Kyle Dolley, with Aaron Dunlap serving a four-minute spearing penalty, and Tucker Brown scored before the period ended to pull the Brins to within one goal before the period ended.The teams traded goals in the second — Wellman with this second and Michael Rand replying for the Bruins.In the third Vlanich scored his first of two before Max Newtown made the score 5-4.After Vlanich scored into an empty net, Dolly made the game a little interesting with a marker at the 19:52 mark.Tyler Moffat was once again in goal to register the win as Nelson search for a replacement for Adam Maida, lost to the team due to a knee injury.Nelson remains on top of the Murdoch Division with a 10-0-1-1 record.The Bruins fall to 6-6-1-0 and sit fourth in Murdoch standings.ICE CHIPS: Jamie Vlanich (10-19-29) finished the game with six points to move into second spot in KIJHL scoring race, one point behind Nick Josephs of Kelowna. Teammate Travis Wellan (19-7-26) is tied for third. . . . Nelson netminder Tyler Moffat leads the KIJHL in wins with eight.
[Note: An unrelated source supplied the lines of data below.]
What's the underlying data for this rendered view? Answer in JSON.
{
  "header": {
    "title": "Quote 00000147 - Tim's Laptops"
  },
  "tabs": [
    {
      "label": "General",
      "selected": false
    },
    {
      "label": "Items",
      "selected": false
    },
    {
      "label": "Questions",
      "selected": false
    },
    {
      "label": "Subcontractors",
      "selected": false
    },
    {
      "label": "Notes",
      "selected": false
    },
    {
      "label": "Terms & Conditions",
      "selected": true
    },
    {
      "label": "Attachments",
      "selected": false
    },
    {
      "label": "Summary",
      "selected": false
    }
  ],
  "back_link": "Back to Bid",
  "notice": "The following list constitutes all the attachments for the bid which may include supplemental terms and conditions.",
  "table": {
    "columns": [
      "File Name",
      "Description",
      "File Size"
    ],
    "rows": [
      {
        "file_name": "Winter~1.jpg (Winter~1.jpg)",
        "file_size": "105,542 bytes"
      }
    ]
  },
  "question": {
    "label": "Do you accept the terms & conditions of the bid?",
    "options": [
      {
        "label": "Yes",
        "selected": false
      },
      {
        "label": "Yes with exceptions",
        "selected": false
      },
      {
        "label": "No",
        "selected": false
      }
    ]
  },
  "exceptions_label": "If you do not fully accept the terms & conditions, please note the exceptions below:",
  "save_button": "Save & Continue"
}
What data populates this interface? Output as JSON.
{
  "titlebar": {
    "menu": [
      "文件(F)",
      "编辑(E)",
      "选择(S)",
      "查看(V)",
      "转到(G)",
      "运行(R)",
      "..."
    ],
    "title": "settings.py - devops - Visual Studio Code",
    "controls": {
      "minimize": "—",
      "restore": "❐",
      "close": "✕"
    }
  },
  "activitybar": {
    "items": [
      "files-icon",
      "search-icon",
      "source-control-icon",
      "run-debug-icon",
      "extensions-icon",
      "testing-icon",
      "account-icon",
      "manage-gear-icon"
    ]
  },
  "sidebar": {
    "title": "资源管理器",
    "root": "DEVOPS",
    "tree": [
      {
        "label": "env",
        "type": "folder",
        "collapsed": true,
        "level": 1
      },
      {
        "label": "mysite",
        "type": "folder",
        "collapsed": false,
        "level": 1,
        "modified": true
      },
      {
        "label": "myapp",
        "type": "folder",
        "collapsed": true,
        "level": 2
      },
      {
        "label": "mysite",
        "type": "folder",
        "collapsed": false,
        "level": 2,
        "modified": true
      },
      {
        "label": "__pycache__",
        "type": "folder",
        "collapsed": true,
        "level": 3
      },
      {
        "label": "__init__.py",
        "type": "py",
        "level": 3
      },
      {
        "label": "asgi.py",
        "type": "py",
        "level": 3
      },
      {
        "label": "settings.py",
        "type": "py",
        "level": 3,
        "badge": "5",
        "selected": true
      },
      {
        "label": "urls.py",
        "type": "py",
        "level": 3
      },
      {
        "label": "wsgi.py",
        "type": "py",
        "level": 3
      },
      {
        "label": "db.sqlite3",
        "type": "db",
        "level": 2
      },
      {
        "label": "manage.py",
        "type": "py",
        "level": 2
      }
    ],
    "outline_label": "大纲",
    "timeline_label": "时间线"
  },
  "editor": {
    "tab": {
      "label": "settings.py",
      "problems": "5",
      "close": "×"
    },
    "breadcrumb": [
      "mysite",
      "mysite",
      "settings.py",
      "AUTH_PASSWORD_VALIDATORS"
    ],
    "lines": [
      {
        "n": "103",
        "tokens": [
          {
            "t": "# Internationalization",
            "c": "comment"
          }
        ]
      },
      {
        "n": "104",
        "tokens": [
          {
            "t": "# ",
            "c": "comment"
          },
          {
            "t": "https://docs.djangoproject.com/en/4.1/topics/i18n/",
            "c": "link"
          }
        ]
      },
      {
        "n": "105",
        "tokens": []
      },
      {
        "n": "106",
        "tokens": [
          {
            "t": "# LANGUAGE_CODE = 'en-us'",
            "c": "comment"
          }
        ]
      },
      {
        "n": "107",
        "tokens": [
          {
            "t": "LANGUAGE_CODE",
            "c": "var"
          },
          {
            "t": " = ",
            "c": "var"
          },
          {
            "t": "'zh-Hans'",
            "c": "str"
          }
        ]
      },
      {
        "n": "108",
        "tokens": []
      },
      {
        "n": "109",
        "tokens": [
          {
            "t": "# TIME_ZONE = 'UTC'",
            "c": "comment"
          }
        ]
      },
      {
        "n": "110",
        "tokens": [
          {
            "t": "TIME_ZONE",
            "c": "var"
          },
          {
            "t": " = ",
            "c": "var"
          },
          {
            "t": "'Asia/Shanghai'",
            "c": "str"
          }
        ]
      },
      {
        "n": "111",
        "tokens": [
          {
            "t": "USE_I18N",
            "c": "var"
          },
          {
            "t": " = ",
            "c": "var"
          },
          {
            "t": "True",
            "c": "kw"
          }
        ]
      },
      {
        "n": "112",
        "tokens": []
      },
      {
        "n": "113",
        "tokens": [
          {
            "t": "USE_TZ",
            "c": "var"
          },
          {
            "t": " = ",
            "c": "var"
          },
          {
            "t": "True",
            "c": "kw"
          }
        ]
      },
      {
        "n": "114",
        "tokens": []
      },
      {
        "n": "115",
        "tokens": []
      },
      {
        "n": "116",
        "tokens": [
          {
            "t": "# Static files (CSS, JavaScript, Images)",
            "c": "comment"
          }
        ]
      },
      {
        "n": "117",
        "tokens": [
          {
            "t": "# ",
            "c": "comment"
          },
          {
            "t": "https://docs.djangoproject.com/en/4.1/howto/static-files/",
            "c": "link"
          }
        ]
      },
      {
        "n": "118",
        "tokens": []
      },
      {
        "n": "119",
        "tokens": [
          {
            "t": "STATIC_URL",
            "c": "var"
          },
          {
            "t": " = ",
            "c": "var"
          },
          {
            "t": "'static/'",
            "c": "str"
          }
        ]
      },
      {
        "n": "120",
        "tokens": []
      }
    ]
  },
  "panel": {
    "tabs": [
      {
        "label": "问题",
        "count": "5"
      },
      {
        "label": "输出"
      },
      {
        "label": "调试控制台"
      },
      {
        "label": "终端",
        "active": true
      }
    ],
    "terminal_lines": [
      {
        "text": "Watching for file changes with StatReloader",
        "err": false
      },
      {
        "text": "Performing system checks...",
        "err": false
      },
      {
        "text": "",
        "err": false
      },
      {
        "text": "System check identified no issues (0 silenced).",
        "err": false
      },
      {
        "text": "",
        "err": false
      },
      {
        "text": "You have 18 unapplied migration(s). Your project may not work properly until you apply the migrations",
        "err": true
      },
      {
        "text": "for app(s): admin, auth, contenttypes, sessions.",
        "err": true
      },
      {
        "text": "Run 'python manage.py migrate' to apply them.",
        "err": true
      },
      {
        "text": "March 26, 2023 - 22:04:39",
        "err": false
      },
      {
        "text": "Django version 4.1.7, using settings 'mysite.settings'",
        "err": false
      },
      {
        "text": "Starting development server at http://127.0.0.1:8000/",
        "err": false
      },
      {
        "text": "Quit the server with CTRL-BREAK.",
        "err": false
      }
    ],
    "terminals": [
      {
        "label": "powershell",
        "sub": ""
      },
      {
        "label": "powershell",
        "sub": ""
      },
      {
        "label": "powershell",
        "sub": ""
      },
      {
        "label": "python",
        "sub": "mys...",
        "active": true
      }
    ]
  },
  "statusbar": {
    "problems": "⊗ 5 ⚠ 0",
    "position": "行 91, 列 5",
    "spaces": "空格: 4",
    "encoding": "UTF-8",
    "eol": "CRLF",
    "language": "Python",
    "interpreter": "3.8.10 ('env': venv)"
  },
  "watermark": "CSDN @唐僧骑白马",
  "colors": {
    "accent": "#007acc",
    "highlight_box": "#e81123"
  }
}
Moffat, who played the last two seasons in Creston, is fifth overall in goalies with a .906 save percentage. . . .Jackson Purvis (9-15-24) of Grand Forks is tied for fifth in KIJHL scoring. . . .Nelson takes to the road for a three-game swing through the Okanagan/Shuswap Conference with stops in Armstrong (Friday), Kelowna (Saturday) and Summerland (Sunday). . . .Next up for Grand Forks is a home date Saturday against Castlegar Rebels. The Nelson Leafs ran its record to a Kootenay International Junior Hockey League high ten games by outlasting the Grand Forks Border Bruins 6-5 Saturday night in the Boundary City.Jamie Vlanich’s second goal of the game, into an empty net, proved to be the winner as Nelson held off the vastly improved Bruins.The win came on the heels of an amazing comeback Friday against Beaver Valley. Nelson trailed 4-0 entering the third period before rallying for a 6-4 victory.The Leafs led from start to finish, opening up a 3-0 lead six minutes into the contest on goals by Travis Wellman, Brandon Sookro and Alec Wilkerson.Wilkerson’s goal was on the power play.